At high frequencies there is less gain (due to equalization), but CMRR is still assisted by approximately 22dB. Therefore, although it will not cancel large radio signals which a badly screened input could pick up, any tiny radio frequencies present in a well screened input will be ignored.
High Quality Audio Electrolytes
Electrolytic capacitors are two layers of aluminum foil rolled-up with an oil-soaked paper between them as dielectric, with an oxide film anodized onto the foil as polarized insulator. You may have observed the behavior of the acid electrolyte in a car battery. The behavior inside an electrolytic capacitor is similar but on a vastly smaller scale. There is movement inside the dielectric due to the flow of AC current (the signal). The paper/oil composition within an audio electrolytic is formulated so that these movements do not introduce distortions of their own - whereas with a general purpose electrolytic the behavior is not predictable. Generally bass frequencies are more prone to distortion because of the greater energy mass contained in them. As a phono stage has 10 times more gain (due to equalization) at bass frequencies it is particularly important to place the emphasis on accuracy here.
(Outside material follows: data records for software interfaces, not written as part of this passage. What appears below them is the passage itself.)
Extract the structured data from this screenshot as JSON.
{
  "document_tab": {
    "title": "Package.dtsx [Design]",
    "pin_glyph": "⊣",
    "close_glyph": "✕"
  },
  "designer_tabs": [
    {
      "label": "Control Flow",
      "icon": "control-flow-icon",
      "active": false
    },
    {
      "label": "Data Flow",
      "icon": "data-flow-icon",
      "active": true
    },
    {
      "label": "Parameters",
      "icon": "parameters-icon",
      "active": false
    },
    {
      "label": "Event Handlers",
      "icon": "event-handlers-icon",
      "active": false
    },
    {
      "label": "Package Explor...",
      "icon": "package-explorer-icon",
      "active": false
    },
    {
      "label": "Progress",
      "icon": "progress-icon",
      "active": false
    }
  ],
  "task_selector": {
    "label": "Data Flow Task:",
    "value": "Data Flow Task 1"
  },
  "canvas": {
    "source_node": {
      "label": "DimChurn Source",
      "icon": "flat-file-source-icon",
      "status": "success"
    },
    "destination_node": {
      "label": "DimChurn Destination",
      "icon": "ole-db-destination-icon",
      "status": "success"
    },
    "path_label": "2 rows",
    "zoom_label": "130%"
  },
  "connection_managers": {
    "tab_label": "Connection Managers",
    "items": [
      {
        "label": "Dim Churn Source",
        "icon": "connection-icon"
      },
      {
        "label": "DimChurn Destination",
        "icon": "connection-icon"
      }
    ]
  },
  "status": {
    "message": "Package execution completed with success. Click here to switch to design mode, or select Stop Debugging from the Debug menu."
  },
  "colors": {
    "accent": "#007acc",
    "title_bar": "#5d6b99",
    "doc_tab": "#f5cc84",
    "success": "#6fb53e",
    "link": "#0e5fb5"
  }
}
Fast Pulse Polypropylene Capacitors
Polypropylene is a very inert plastic. It prevents almost anything sticking to it. Hence the dielectric film cannot make intimate contact with the foil and therefore there is less dielectric absorption to slow the propagation of an AC signal through them. The latest generation of Polypropylene film capacitors are made to be very fast indeed - the equivalent in amplifier terms of 1,000 volts per microsecond! However, they are not available in the values to suit the impedance of most modern phono stage equalization networks. The Revelation uses our high impedance EQ network (featured in all our phono stages) which we specially developed to exploit this property.
LP's and Singles
- Switch positions: Equalise
- 250/13.7: Early FFRR (pre '53)
- 500/11: FFRR (Decca/London). MGM, EMI, HMV, RCA, Victor, English Columbia
- 500/13.7: 240mV - 1.08V
- 500/16: 26dB ref 2mV input
- Switch positions: Equalise
- 250/0: Columbia (English), EMI, HMV
- 250/5: Columbia (American 1925>), FFRR, Victor (1925> - some)
- 250/16: Columbia (American 1938>)
- 375/5: Victor (1925> - some)
- 375/11: Capitol, Early Decca, Mercury
- 500/0: Brunswick, Parlophone
- 500/S: Victor (1925> - some, and 1938-47)
- 500/11: MGM, Victor (1947>)
Graham Slee Revelation M Phono Preamp Specifications
- Input sensitivity: 2mV - 9mV (4 nominal)
- Maximum input: 45mV rms
- Nominal output: 472mV rms
- Maximum output: 5.3 V rms
- Gain: 41.5dB (118)
- Input resistance: 47k ohms
- Input capacitance: 100pf
- Noise: -68dB CCIR q pk 20Hz - 20kHz
- Distortion: 0.02%
- RIAA accuracy: 0.5dB
- Frequency response: 5Hz - 150kHz
- Channel balance: 0.2dB
- Channel separation: 64dB
- Dimensions (mm): 117w x 50h x 170d
Should this product fail while being used for its intended purpose, within one year of purchase, we will repair or replace it at our discretion. Please contact LP Tunes for details. No other liability will be accepted. Your statutory rights are not affected.